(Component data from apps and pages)
□ □ □ □ □ □ □
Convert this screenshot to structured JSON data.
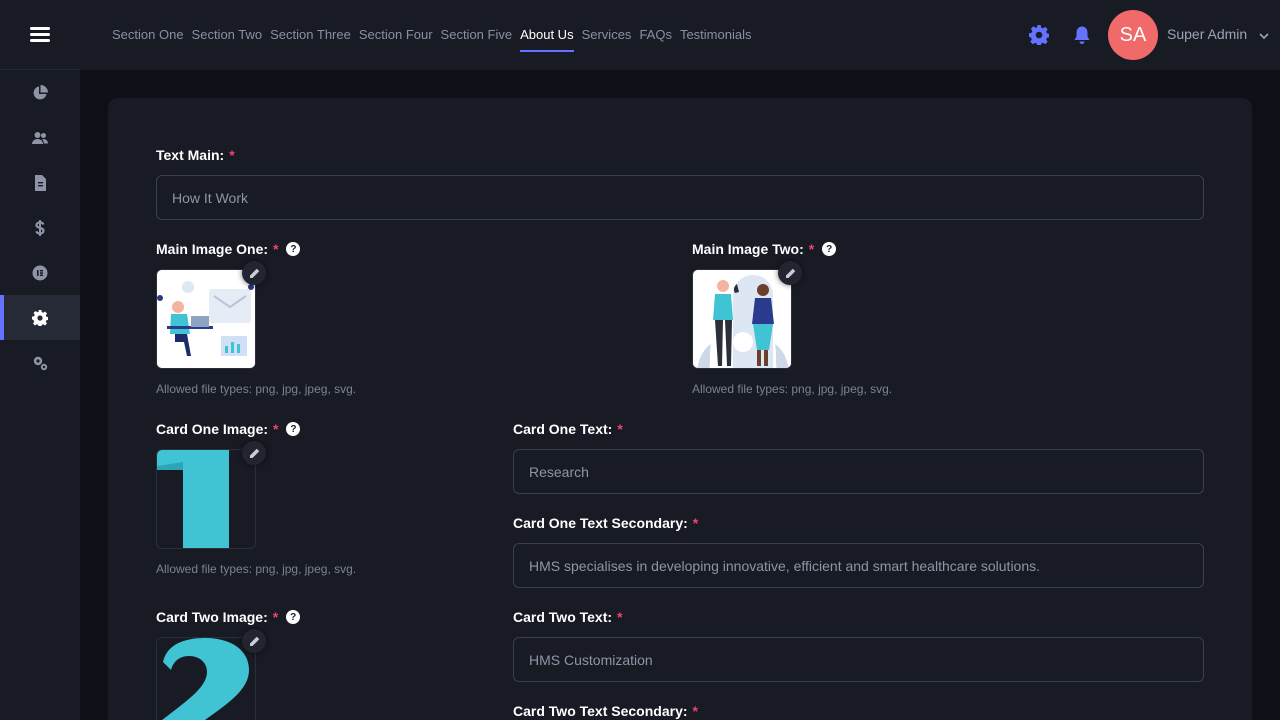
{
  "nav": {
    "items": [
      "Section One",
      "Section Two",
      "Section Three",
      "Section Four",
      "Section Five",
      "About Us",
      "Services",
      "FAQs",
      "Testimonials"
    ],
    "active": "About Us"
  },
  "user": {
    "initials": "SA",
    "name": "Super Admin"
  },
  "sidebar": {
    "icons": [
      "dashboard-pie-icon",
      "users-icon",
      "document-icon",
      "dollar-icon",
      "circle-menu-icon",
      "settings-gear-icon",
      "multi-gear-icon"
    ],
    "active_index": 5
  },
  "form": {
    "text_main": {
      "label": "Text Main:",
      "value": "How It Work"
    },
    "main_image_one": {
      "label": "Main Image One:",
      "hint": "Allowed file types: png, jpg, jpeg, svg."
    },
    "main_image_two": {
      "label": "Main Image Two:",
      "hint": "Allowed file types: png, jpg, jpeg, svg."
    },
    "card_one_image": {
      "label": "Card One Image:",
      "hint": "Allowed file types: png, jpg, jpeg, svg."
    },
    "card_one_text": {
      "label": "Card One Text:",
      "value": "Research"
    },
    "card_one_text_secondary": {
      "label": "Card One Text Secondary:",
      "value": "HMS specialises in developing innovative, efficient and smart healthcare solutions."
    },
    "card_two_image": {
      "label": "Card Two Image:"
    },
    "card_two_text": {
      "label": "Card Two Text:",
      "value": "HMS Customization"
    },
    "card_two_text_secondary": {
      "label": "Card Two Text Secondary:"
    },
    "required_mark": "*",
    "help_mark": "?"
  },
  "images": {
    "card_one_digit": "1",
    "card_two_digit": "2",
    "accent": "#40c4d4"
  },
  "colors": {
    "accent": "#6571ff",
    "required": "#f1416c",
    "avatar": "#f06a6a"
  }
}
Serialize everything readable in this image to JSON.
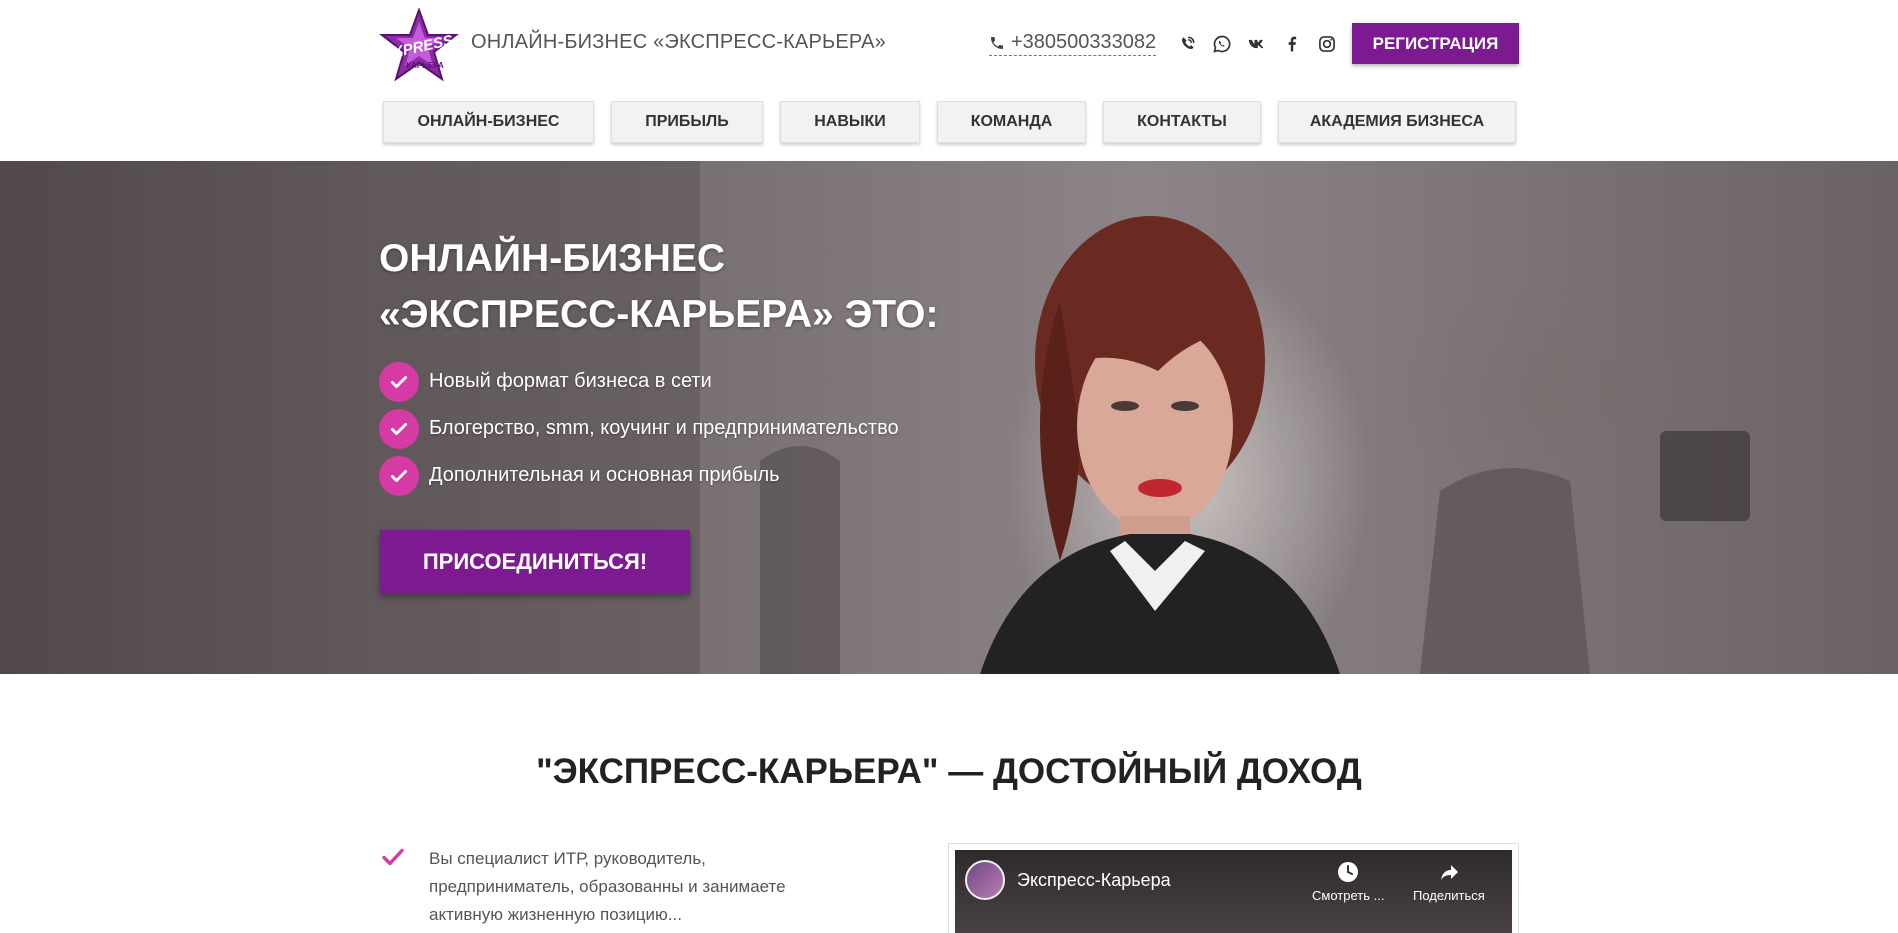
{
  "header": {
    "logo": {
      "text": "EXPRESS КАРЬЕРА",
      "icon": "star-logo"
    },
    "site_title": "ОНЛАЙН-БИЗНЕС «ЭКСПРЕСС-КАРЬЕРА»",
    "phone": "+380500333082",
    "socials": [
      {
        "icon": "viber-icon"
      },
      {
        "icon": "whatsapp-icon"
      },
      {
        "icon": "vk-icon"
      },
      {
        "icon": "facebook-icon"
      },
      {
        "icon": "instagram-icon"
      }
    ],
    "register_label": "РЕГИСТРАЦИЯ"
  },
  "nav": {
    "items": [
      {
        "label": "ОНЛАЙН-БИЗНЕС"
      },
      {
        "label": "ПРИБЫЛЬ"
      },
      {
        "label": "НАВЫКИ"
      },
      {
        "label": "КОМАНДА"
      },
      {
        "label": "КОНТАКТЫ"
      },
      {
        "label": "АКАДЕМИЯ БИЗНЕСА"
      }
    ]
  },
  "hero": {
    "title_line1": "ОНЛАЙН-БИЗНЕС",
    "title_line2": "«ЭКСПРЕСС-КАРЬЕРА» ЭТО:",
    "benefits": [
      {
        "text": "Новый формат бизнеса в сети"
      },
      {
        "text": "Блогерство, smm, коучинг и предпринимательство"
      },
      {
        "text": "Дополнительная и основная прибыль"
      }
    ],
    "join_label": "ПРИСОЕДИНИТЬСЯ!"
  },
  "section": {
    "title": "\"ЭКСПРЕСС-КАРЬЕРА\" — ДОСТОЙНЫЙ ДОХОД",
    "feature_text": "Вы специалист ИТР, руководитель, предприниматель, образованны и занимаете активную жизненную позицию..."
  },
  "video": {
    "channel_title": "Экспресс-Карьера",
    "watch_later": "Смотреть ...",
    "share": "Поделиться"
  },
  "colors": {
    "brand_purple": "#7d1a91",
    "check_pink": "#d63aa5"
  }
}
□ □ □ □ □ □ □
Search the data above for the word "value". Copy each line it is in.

Expected answer:
      "value": "How It Work"
      "value": "Research"
      "value": "HMS specialises in developing innovative, efficient and smart healthcare solutions."
      "value": "HMS Customization"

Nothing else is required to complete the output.